Fast-forward a decade and a half, and you arrive here, at the Chevy Venture. It’s only a little bit bigger than the old Grand Caravan – ten inches longer, three inches wider, and three inches taller – but the march towards bigger and heavier vehicles was only just getting into full-swing at this point. A new Toyota Sienna, for comparison, adds four inches in length and six inches in width to the Venture’s dimensions. Hardly “mini” any more. But with the added girth came added stuff, like a sliding door on both sides (sometimes power-operated), more easily configurable seats, vastly improved cupholders, and rear-seat entertainment options (more on that in a minute).
This Chevy has seen some use, but high miles aren’t necessarily a bad thing. Lots of miles means lots of service, or it wouldn’t have made it this far. The Venture uses GM’s ubiquitous 60-degree V6, 3.4 liters in displacement at this point, and it’s known to be durable and reliable, give or take an intake manifold gasket or two. The overdrive automatic has been known to develop an occasional slipping problem, but again, with 219,000 miles under its belt, someone was caring for it right.
This van’s interior looks freshly scrubbed clean, which is nice, and the leather and suede upholstery is in good shape. Hell, the back seats don’t even look like anyone has ever sat in them. You can, of course, remove the seats or fold them flat to add cargo space.
The Venture was available in a “Warner Brothers Edition,” which included a DVD player for the back seat, a bunch of Looney Tunes swag, and a special badge with Bugs Bunny on it. The original purchaser of this burgundy Venture does not appear to have sprung for that option, however, or if they did, they removed the badge. What a maroon.

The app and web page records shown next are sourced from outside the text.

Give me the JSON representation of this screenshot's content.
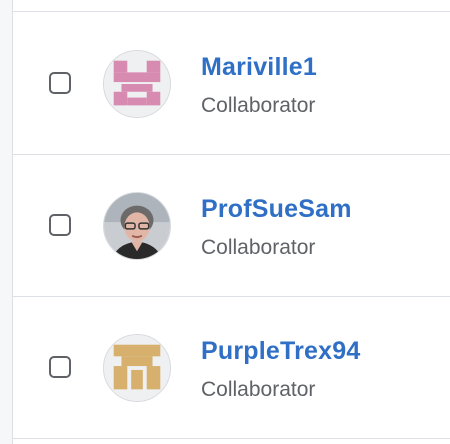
{
  "members": [
    {
      "name": "Mariville1",
      "role": "Collaborator",
      "avatar": "identicon-pink",
      "avatar_color": "#d88bb0"
    },
    {
      "name": "ProfSueSam",
      "role": "Collaborator",
      "avatar": "photo-woman-glasses"
    },
    {
      "name": "PurpleTrex94",
      "role": "Collaborator",
      "avatar": "identicon-tan",
      "avatar_color": "#d7b06d"
    }
  ],
  "colors": {
    "name_link": "#2f6fc5",
    "role_text": "#5f6368",
    "divider": "#dcdfe4"
  }
}
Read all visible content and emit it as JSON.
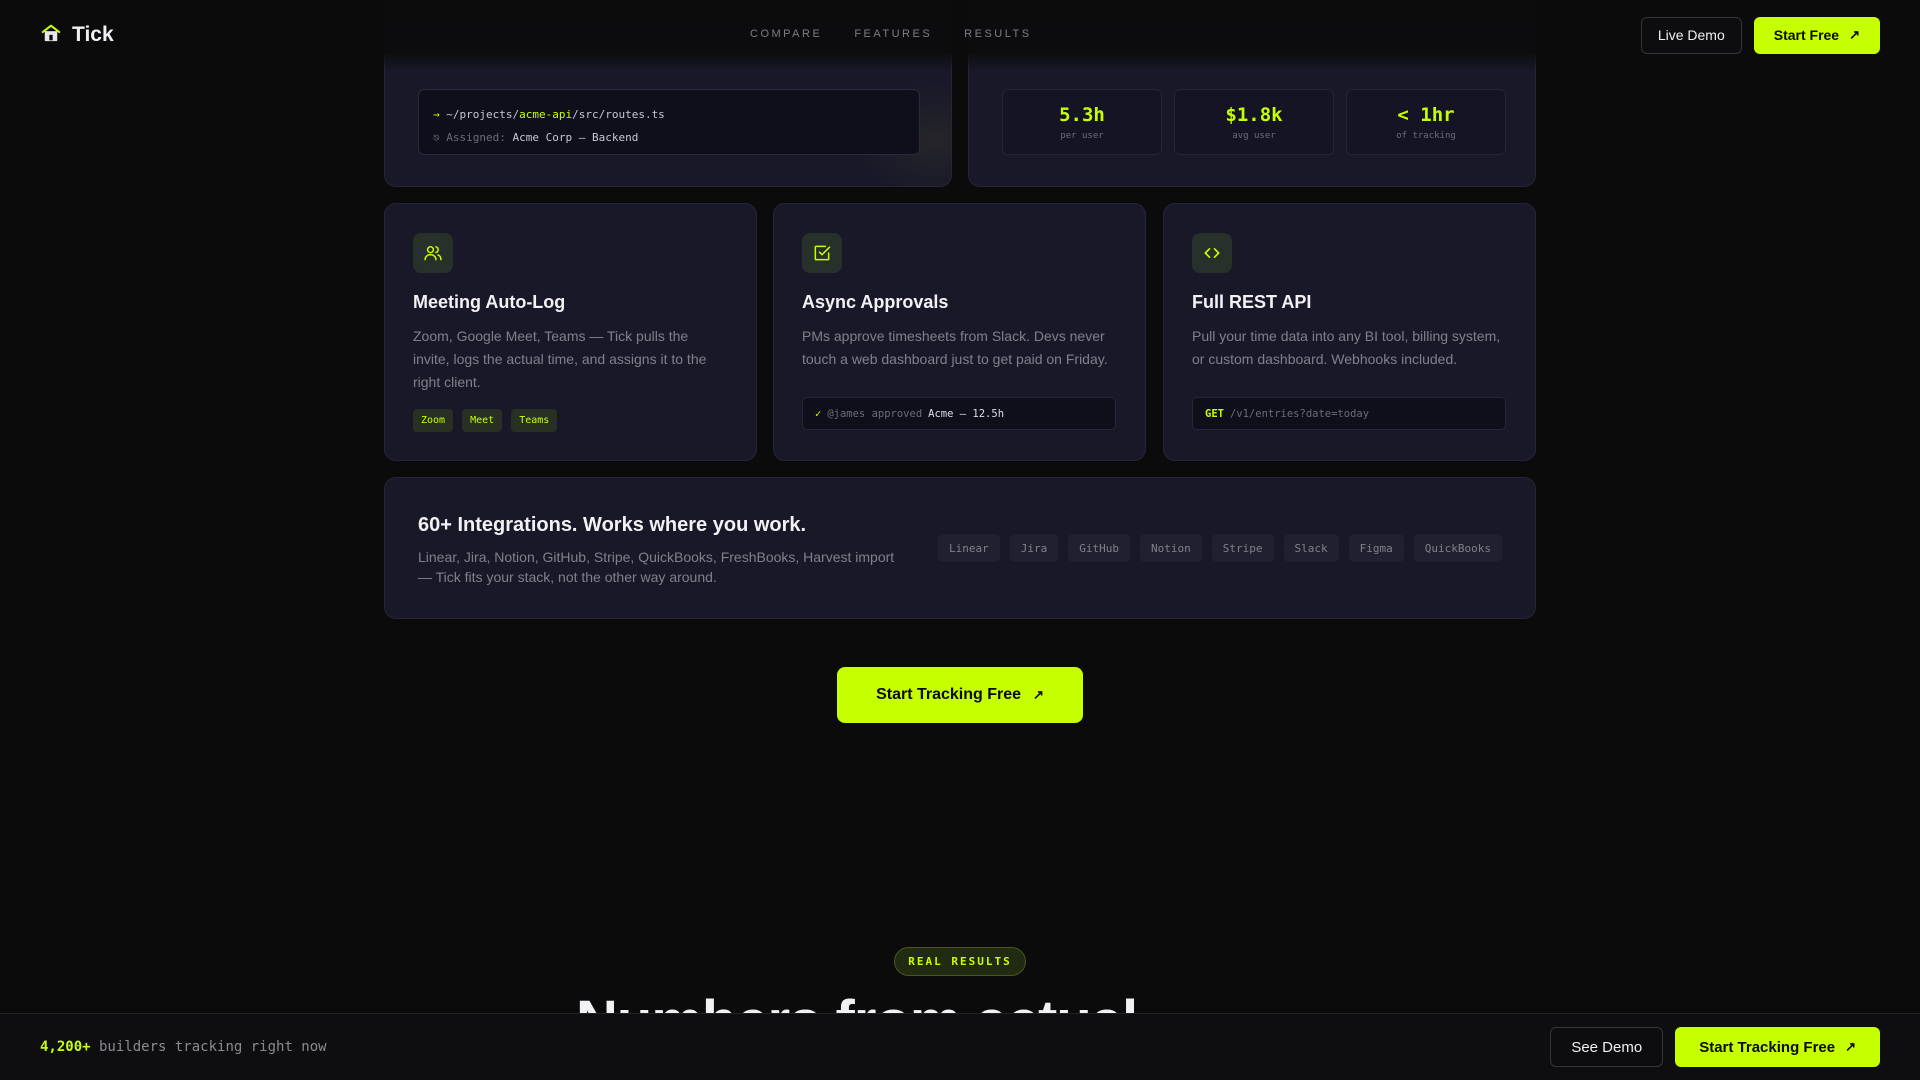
{
  "brand": {
    "name": "Tick"
  },
  "nav": {
    "items": [
      "COMPARE",
      "FEATURES",
      "RESULTS"
    ]
  },
  "header": {
    "live_demo": "Live Demo",
    "start_free": "Start Free"
  },
  "terminal": {
    "arrow": "→",
    "path_prefix": "~/projects/",
    "path_highlight": "acme-api",
    "path_suffix": "/src/routes.ts",
    "assigned_icon": "⎋",
    "assigned_label": "Assigned:",
    "assigned_value": "Acme Corp — Backend"
  },
  "stats": [
    {
      "value": "5.3h",
      "label": "per user"
    },
    {
      "value": "$1.8k",
      "label": "avg user"
    },
    {
      "value": "< 1hr",
      "label": "of tracking"
    }
  ],
  "features": [
    {
      "icon": "users-icon",
      "title": "Meeting Auto-Log",
      "desc": "Zoom, Google Meet, Teams — Tick pulls the invite, logs the actual time, and assigns it to the right client.",
      "chips": [
        "Zoom",
        "Meet",
        "Teams"
      ]
    },
    {
      "icon": "check-square-icon",
      "title": "Async Approvals",
      "desc": "PMs approve timesheets from Slack. Devs never touch a web dashboard just to get paid on Friday.",
      "code": {
        "check": "✓",
        "user": "@james approved",
        "value": "Acme — 12.5h"
      }
    },
    {
      "icon": "code-icon",
      "title": "Full REST API",
      "desc": "Pull your time data into any BI tool, billing system, or custom dashboard. Webhooks included.",
      "code": {
        "method": "GET",
        "path": "/v1/entries?date=today"
      }
    }
  ],
  "integrations": {
    "title": "60+ Integrations. Works where you work.",
    "desc": "Linear, Jira, Notion, GitHub, Stripe, QuickBooks, FreshBooks, Harvest import — Tick fits your stack, not the other way around.",
    "tags": [
      "Linear",
      "Jira",
      "GitHub",
      "Notion",
      "Stripe",
      "Slack",
      "Figma",
      "QuickBooks"
    ]
  },
  "cta": {
    "label": "Start Tracking Free"
  },
  "results": {
    "badge": "REAL RESULTS",
    "heading_partial": "Numbers from actual"
  },
  "bottombar": {
    "count": "4,200+",
    "text": " builders tracking right now",
    "see_demo": "See Demo",
    "start": "Start Tracking Free"
  },
  "colors": {
    "accent": "#c6ff00",
    "card": "#181829",
    "bg": "#0b0b0c"
  }
}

You can go on hating minivans if you want, but I’m telling you: there’s a lot to like here. And these are just the cheap ones; spend a grand or two more and you can get a really nice, comfy, well-equipped minivan with all the toys. You just have to get over the stigma, and stop caring what people think. You know… settle down and grow up.
So what’ll it be, mac? Old Dodge, or not-quite-as-old Chevy?
[Editors note: Anyone who chooses the soulless Venture over that beautiful Chrysler box, please explain yourself in the comments. -DT]